A message from Laurie about the new RMD rules
It has been difficult to track the multitude of changes to RMD rules over the last 3 years. In 2020, the starting age for RMDs was raised from 70 ½ to 72. That same year, RMDs were ultimately suspended for a year because of the pandemic.
In 2022, the IRS changed the tables used to calculate RMDs. The starting age stayed at 72, but nearly every age saw a small reduction in their RMD. For example, a retiree taking their first distribution saw the amount required as a percent of the account balance fall from 3.91% to 3.65% while an 85-year-old saw their RMD reduced from 6.76% to 6.25%.
The Secure Act 2.0 enacts the following changes.
- Beginning January 1, 2023, the first RMD is now required at age 73. For anyone age 72 or older prior to 2023, this change is irrelevant as their RMDs have already begun. When someone turns 73 in future years, they technically have the option to delay taking their first RMD until April 1 of the year following their 73rd birthday. However, they would then have to take their age 74 distribution by December 31 of that year as well. It is rarely beneficial to take two RMDs in the same year, so a good rule of thumb is to take the first RMD the year someone turns 73.
- Barring another change, the beginning RMD age increases again in 2033 to age 75. Essentially, anyone born in 1960 or later will have an effective RMD starting at age 75.
- Starting in 2024, Roth accounts in qualified retirement plans, such as Roth 401(k)s or Roth 403(b)s, are no longer required to take RMDs. Individual Roth IRA account owners have never been subject to RMDs, and accounts are only subject to distribution rules upon the death of the account owner. Since nearly all Roth 401(k) and Roth 403(b) account owners roll their accounts to an individual Roth IRA to avoid RMDs, this rule change has minimal impact except to eliminate an unnecessary step.
- Also starting in 2024, If a retirement account owner dies, a surviving spouse beneficiary may elect to take RMDs based on the deceased spouse’s RMD factors alone. This may help a surviving spouse who inherits an account from a spouse who was substantially younger than them. Previously, a surviving spouse could delay RMD’s until the deceased spouse would have reached age 72, but the RMD calculations were then based on their current age, not the deceased spouse’s age.
One welcome added change is the reduction in the IRS penalty for taking too small an RMD or for failing to take one at all. Previously, the penalty was 50% of the missed RMD amount. For instance, if an RMD was supposed to be $25,000 and the account owner only took out $15,000, the penalty would be $5,000 based on the $10,000 shortfall.
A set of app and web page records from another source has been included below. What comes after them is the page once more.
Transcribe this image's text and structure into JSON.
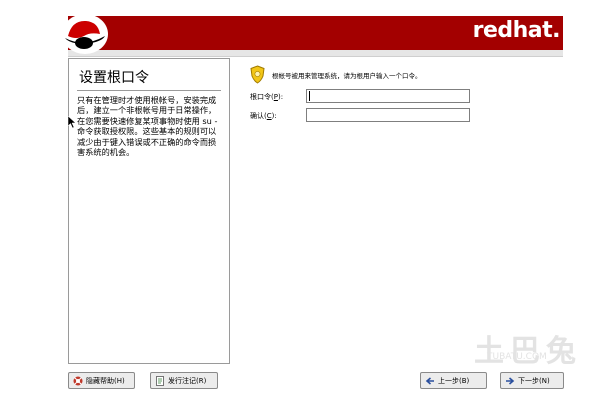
{
  "header": {
    "brand": "redhat."
  },
  "help": {
    "title": "设置根口令",
    "text": "只有在管理时才使用根帐号，安装完成后，建立一个非根帐号用于日常操作，在您需要快速修复某项事物时使用 su - 命令获取授权限。这些基本的规则可以减少由于键入错误或不正确的命令而损害系统的机会。"
  },
  "main": {
    "hint": "根帐号被用来管理系统，请为根用户输入一个口令。",
    "root_password_label": "根口令(",
    "root_password_key": "P",
    "root_password_suffix": "):",
    "confirm_label": "确认(",
    "confirm_key": "C",
    "confirm_suffix": "):",
    "root_password_value": "",
    "confirm_value": ""
  },
  "buttons": {
    "hide_help": "隐藏帮助(H)",
    "release_notes": "发行注记(R)",
    "back": "上一步(B)",
    "next": "下一步(N)"
  },
  "watermark": {
    "text": "土巴兔",
    "url": "TUBATU.COM"
  },
  "colors": {
    "banner": "#a30000"
  }
}
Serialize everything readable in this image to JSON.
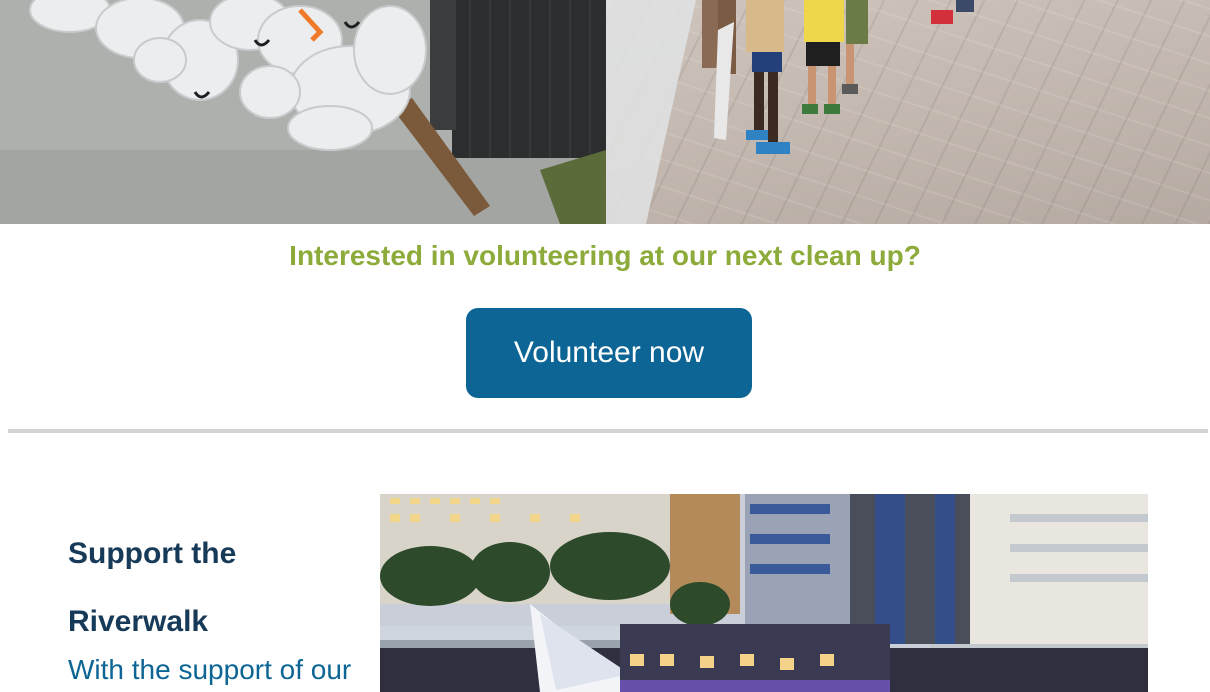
{
  "photos": {
    "left_alt_icon": "trash-bags-photo",
    "right_alt_icon": "volunteers-photo"
  },
  "cta": {
    "heading": "Interested in volunteering at our next clean up?",
    "button_label": "Volunteer now"
  },
  "support": {
    "title_line1": "Support the",
    "title_line2": "Riverwalk",
    "body": "With the support of our",
    "photo_icon": "riverwalk-photo"
  },
  "colors": {
    "heading_green": "#8dab3a",
    "button_blue": "#0c6594",
    "title_navy": "#163a57",
    "divider_gray": "#d3d3d3"
  }
}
This seemed less of a deterrent and more punitive than warranted.
Moving forward, penalties are reduced to 25% of the RMD shortfall. In addition, there is a “correction window” that allows the penalty to be reduced to 10%. In general, if the error is corrected by the end of the year following the year the RMD mistake was made, the penalty will be reduced to 10%.
These changes add flexibility to the retirement planning options for many people, and that is a good end result. Still, just because an RMD can now be delayed to age 73 does not mean that it should be. Careful cash flow planning that includes Social Security, pension, and any other income should ultimately dictate when distributions are taken from retirement accounts.
If you have any questions about how this effects your personal situation, please call our office and we will be glad to help.